Skip to main content
Advanced Search

Filters: Tags: Ecohydrology (X)

82 results (6ms)   

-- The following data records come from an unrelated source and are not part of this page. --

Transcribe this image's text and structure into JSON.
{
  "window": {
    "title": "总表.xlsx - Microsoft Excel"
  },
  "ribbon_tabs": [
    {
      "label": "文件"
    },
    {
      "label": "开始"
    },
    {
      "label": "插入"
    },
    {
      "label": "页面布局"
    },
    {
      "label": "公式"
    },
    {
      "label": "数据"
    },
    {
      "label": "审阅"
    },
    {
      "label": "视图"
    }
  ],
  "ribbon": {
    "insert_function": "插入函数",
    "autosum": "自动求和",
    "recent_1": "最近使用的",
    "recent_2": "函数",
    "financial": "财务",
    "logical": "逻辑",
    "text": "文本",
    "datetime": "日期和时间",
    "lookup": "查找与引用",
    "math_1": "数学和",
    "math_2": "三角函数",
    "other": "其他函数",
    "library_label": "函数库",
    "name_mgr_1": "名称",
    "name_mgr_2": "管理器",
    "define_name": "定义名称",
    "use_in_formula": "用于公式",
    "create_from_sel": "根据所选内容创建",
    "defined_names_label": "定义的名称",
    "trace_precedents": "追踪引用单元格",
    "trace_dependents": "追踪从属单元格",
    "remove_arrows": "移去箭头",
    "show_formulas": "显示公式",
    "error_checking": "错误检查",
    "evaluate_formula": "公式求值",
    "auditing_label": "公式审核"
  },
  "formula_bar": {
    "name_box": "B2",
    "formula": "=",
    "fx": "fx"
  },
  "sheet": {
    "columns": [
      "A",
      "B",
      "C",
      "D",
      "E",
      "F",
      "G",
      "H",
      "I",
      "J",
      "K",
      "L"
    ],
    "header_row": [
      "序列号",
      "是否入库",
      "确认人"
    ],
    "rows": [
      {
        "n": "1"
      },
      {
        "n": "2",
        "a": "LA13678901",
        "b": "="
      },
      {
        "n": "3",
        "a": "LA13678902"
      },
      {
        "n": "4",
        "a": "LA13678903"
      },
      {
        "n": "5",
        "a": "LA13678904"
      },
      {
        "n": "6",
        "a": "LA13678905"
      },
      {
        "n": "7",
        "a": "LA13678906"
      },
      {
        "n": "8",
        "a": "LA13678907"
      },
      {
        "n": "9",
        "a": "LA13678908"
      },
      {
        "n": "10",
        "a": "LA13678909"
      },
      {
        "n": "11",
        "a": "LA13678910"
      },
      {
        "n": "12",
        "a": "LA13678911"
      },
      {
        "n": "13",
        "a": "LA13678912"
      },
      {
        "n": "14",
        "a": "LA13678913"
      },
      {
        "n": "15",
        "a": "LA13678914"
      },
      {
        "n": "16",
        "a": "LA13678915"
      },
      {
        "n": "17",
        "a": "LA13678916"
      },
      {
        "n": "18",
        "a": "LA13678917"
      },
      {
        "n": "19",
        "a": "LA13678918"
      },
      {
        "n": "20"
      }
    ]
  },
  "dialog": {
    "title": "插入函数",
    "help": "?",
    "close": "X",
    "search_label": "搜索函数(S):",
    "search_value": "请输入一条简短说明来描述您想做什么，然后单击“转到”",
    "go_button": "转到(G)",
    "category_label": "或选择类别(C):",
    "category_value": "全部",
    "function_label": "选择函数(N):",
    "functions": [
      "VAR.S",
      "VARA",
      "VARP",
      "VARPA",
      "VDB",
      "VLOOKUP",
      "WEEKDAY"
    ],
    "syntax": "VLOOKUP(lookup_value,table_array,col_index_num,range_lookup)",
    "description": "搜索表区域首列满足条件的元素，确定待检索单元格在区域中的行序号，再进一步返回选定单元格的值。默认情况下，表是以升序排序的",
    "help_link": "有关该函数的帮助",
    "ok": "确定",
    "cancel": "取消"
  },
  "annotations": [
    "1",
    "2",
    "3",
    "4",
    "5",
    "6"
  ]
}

Filters
Date Range
Extensions
Types
Contacts
Categories
Tag Types
Tag Schemes
View Results as: JSON ATOM CSV
thumbnail
As coastal wetlands subside worldwide, there is an urgency to understand the hydrologic drivers and dynamics of plant production and peat accretion. One incidental test of the effects of high rates of discharge on forested wetland production occurred in response to the 2010 Deepwater Horizon incident, in which all diversions in Louisiana were operated at or near their maximum discharge level for an extended period to keep offshore oil from threatened coastal wetlands. Davis Pond Diversion was operated at six times the normal discharge levels for almost 4 months, so that Taxodium distichum swamps downstream of the diversion experienced greater inundation and lower salinity. After this remediation event in 2010, above-ground...
Categories: Publication; Types: Citation; Tags: Ecohydrology
thumbnail
Changing climate conditions (e.g. changes to air temperature, surface temperature, snowpack duration, and soil temperature) are affecting where trees are able to successfully grow and are bringing changes to the structure of forests throughout many parts of Alaska. In order to understand and project future vegetation changes, scientists use computer models to establish the relationships between climate variables, such as those mentioned above, and ecological responses such as the presence or absence of a tree species, tree growth and establishment, changes in sap flow, and other demographic and physiological responses. These computer models, however, frequently do not account for Alaska’s extreme topography and...


map background search result map search result map Observing and Understanding the Impacts of Climate on Alaskan Forests Observing and Understanding the Impacts of Climate on Alaskan Forests